Jonah has decided that the people he was asked to bring the bad news about God’s judgement and good news about God’s rescue to, (the same good news that someone else brought him and which gave him life,) are not worthy of it.  A fairly natural feeling, given the horrors present in surrounding cultures at the time.  Though we’re always quick to forget our own failings and how God dealt with them (in grace), no, Jonah?

And so, not understanding the irony of refusing this mission, he “does a runner” in precisely the other direction, away from Nineveh.  He goes to the port of Joppa, jumps on a ship going to Tarshish and heads off travelling.  It’s the natural reaction when we don’t wanna face the music and dance.

But he’s missed one crucial thing.  He can’t hide from God.  As God’s children we can’t hide from God.  There are no sacred spaces.  No places devoid of God.  No places that God is more inclined to hang out in (apart from where His people gather to worship, wherever that is).  The Psalmist wrote:

For the director of music. Of David. A psalm.

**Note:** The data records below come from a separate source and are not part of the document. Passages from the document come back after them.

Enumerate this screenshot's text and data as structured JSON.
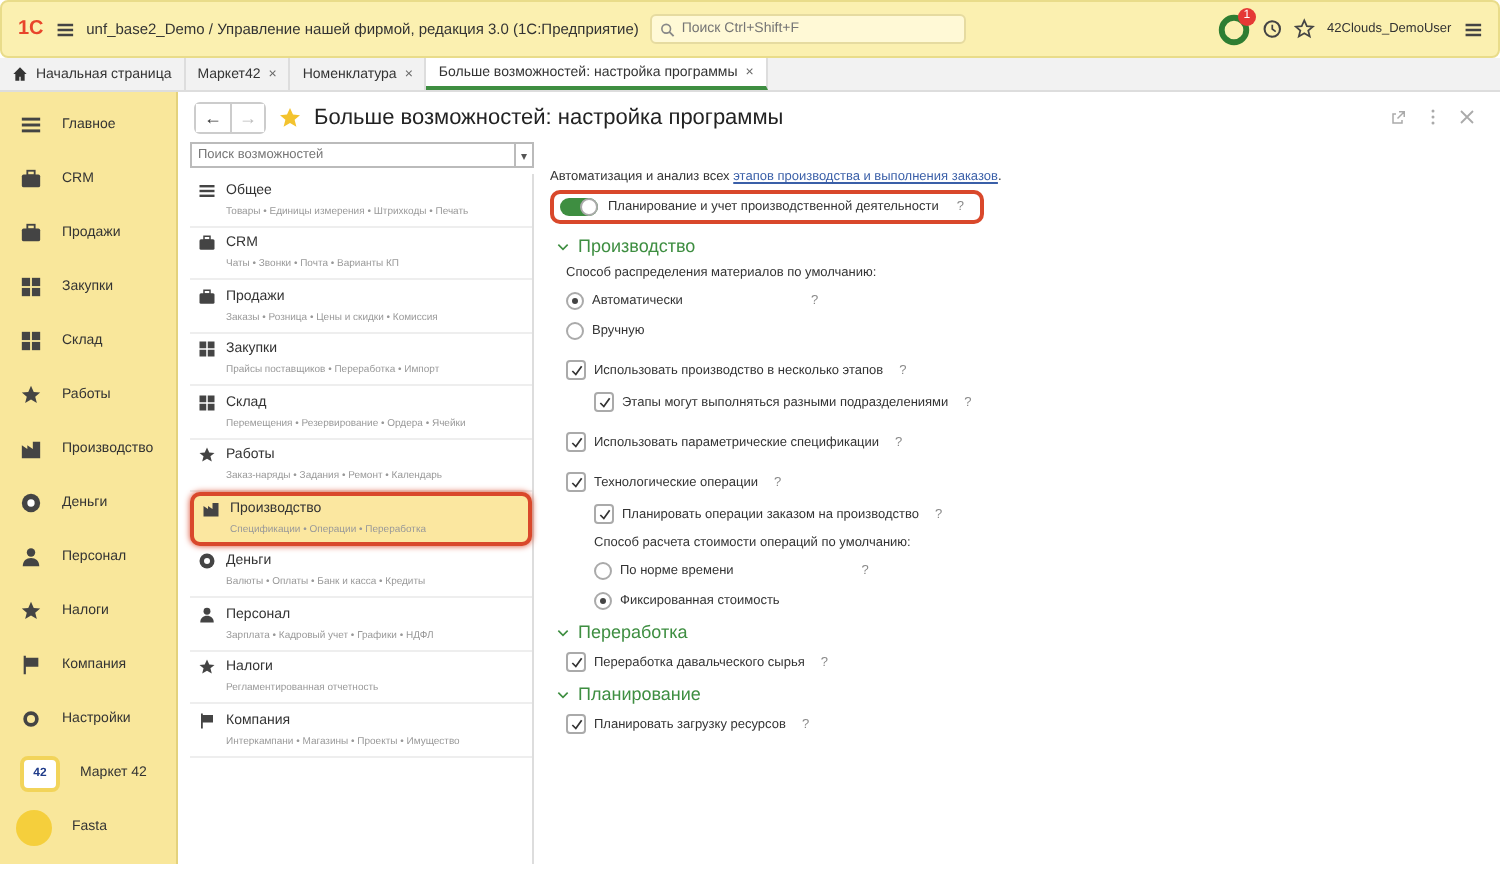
{
  "window": {
    "logo": "1С",
    "title": "unf_base2_Demo / Управление нашей фирмой, редакция 3.0  (1С:Предприятие)",
    "search": {
      "placeholder": "Поиск Ctrl+Shift+F"
    },
    "notification_count": "1",
    "user": "42Clouds_DemoUser"
  },
  "tabs": [
    {
      "label": "Начальная страница",
      "kind": "home",
      "selected": false
    },
    {
      "label": "Маркет42",
      "kind": "doc",
      "close": "×",
      "selected": false
    },
    {
      "label": "Номенклатура",
      "kind": "doc",
      "close": "×",
      "selected": false
    },
    {
      "label": "Больше возможностей: настройка программы",
      "kind": "doc",
      "close": "×",
      "selected": true
    }
  ],
  "sidebar": {
    "items": [
      {
        "label": "Главное",
        "kind": "icon"
      },
      {
        "label": "CRM",
        "kind": "icon"
      },
      {
        "label": "Продажи",
        "kind": "icon"
      },
      {
        "label": "Закупки",
        "kind": "icon"
      },
      {
        "label": "Склад",
        "kind": "icon"
      },
      {
        "label": "Работы",
        "kind": "icon"
      },
      {
        "label": "Производство",
        "kind": "icon"
      },
      {
        "label": "Деньги",
        "kind": "icon"
      },
      {
        "label": "Персонал",
        "kind": "icon"
      },
      {
        "label": "Налоги",
        "kind": "icon"
      },
      {
        "label": "Компания",
        "kind": "icon"
      },
      {
        "label": "Настройки",
        "kind": "icon"
      },
      {
        "label": "Маркет 42",
        "kind": "badge",
        "badge": "42"
      },
      {
        "label": "Fasta",
        "kind": "circle"
      }
    ]
  },
  "form": {
    "back": "←",
    "forward": "→",
    "title": "Больше возможностей: настройка программы",
    "search": {
      "placeholder": "Поиск возможностей",
      "dropdown": "▾"
    },
    "features": [
      {
        "title": "Общее",
        "subtitle": "Товары • Единицы измерения • Штрихкоды • Печать",
        "selected": false,
        "highlighted": false
      },
      {
        "title": "CRM",
        "subtitle": "Чаты • Звонки • Почта • Варианты КП",
        "selected": false,
        "highlighted": false
      },
      {
        "title": "Продажи",
        "subtitle": "Заказы • Розница • Цены и скидки • Комиссия",
        "selected": false,
        "highlighted": false
      },
      {
        "title": "Закупки",
        "subtitle": "Прайсы поставщиков • Переработка • Импорт",
        "selected": false,
        "highlighted": false
      },
      {
        "title": "Склад",
        "subtitle": "Перемещения • Резервирование • Ордера • Ячейки",
        "selected": false,
        "highlighted": false
      },
      {
        "title": "Работы",
        "subtitle": "Заказ-наряды • Задания • Ремонт • Календарь",
        "selected": false,
        "highlighted": false
      },
      {
        "title": "Производство",
        "subtitle": "Спецификации • Операции • Переработка",
        "selected": true,
        "highlighted": true
      },
      {
        "title": "Деньги",
        "subtitle": "Валюты • Оплаты • Банк и касса • Кредиты",
        "selected": false,
        "highlighted": false
      },
      {
        "title": "Персонал",
        "subtitle": "Зарплата • Кадровый учет • Графики • НДФЛ",
        "selected": false,
        "highlighted": false
      },
      {
        "title": "Налоги",
        "subtitle": "Регламентированная отчетность",
        "selected": false,
        "highlighted": false
      },
      {
        "title": "Компания",
        "subtitle": "Интеркампани • Магазины • Проекты • Имущество",
        "selected": false,
        "highlighted": false
      }
    ],
    "intro": {
      "text": "Автоматизация и анализ всех ",
      "link": "этапов производства и выполнения заказов",
      "end": "."
    },
    "toggle": {
      "label": "Планирование и учет производственной деятельности",
      "help": "?",
      "on": true,
      "highlighted": true
    },
    "sections": [
      {
        "title": "Производство",
        "expanded": true,
        "items": [
          {
            "kind": "label",
            "label": "Способ распределения материалов по умолчанию:"
          },
          {
            "kind": "radio",
            "label": "Автоматически",
            "selected": true,
            "help": "?"
          },
          {
            "kind": "radio",
            "label": "Вручную",
            "selected": false
          },
          {
            "kind": "checkbox",
            "label": "Использовать производство в несколько этапов",
            "checked": true,
            "help": "?",
            "children": [
              {
                "kind": "checkbox",
                "label": "Этапы могут выполняться разными подразделениями",
                "checked": true,
                "help": "?"
              }
            ]
          },
          {
            "kind": "checkbox",
            "label": "Использовать параметрические спецификации",
            "checked": true,
            "help": "?"
          },
          {
            "kind": "checkbox",
            "label": "Технологические операции",
            "checked": true,
            "help": "?",
            "children": [
              {
                "kind": "checkbox",
                "label": "Планировать операции заказом на производство",
                "checked": true,
                "help": "?"
              },
              {
                "kind": "label",
                "label": "Способ расчета стоимости операций по умолчанию:"
              },
              {
                "kind": "radio",
                "label": "По норме времени",
                "selected": false,
                "help": "?"
              },
              {
                "kind": "radio",
                "label": "Фиксированная стоимость",
                "selected": true
              }
            ]
          }
        ]
      },
      {
        "title": "Переработка",
        "expanded": true,
        "items": [
          {
            "kind": "checkbox",
            "label": "Переработка давальческого сырья",
            "checked": true,
            "help": "?"
          }
        ]
      },
      {
        "title": "Планирование",
        "expanded": true,
        "items": [
          {
            "kind": "checkbox",
            "label": "Планировать загрузку ресурсов",
            "checked": true,
            "help": "?"
          }
        ]
      }
    ]
  }
}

You have searched me, Lord,
    and you know me.
You know when I sit and when I rise;
    you perceive my thoughts from afar.
You discern my going out and my lying down;
    you are familiar with all my ways.
Before a word is on my tongue
    you, Lord, know it completely.
You hem me in behind and before,
    and you lay your hand upon me.
Such knowledge is too wonderful for me,
    too lofty for me to attain.

Where can I go from your Spirit?
    Where can I flee from your presence?
If I go up to the heavens, you are there;
    if I make my bed in the depths, you are there.
If I rise on the wings of the dawn,
    if I settle on the far side of the sea,
10 even there your hand will guide me,
    your right hand will hold me fast.
11 If I say, ‘Surely the darkness will hide me
    and the light become night around me,’
12 even the darkness will not be dark to you;
    the night will shine like the day,
    for darkness is as light to you.

But equally for those who don’t follow God, they can’t run from his judgement (Amos 9:1-6):

I saw the Lord standing by the altar, and he said:

‘Strike the tops of the pillars
    so that the thresholds shake.
Bring them down on the heads of all the people;
    those who are left I will kill with the sword.
Not one will get away,
    none will escape.
Though they dig down to the depths below,
    from there my hand will take them.
Though they climb up to the heavens above,
    from there I will bring them down.
Though they hide themselves on the top of Carmel,
    there I will hunt them down and seize them.
Though they hide from my eyes at the bottom of the sea,
    there I will command the serpent to bite them.
Though they are driven into exile by their enemies,
    there I will command the sword to slay them.

‘I will keep my eye on them
    for harm and not for good.’

The Lord, the Lord Almighty –
he touches the earth and it melts,
    and all who live in it mourn;
the whole land rises like the Nile,
    then sinks like the river of Egypt;
he builds his lofty palace in the heavens
    and sets its foundation on the earth;
he calls for the waters of the sea
    and pours them out over the face of the land –
    the Lord is his name.

It is fearful imagery.

There is no escape from God.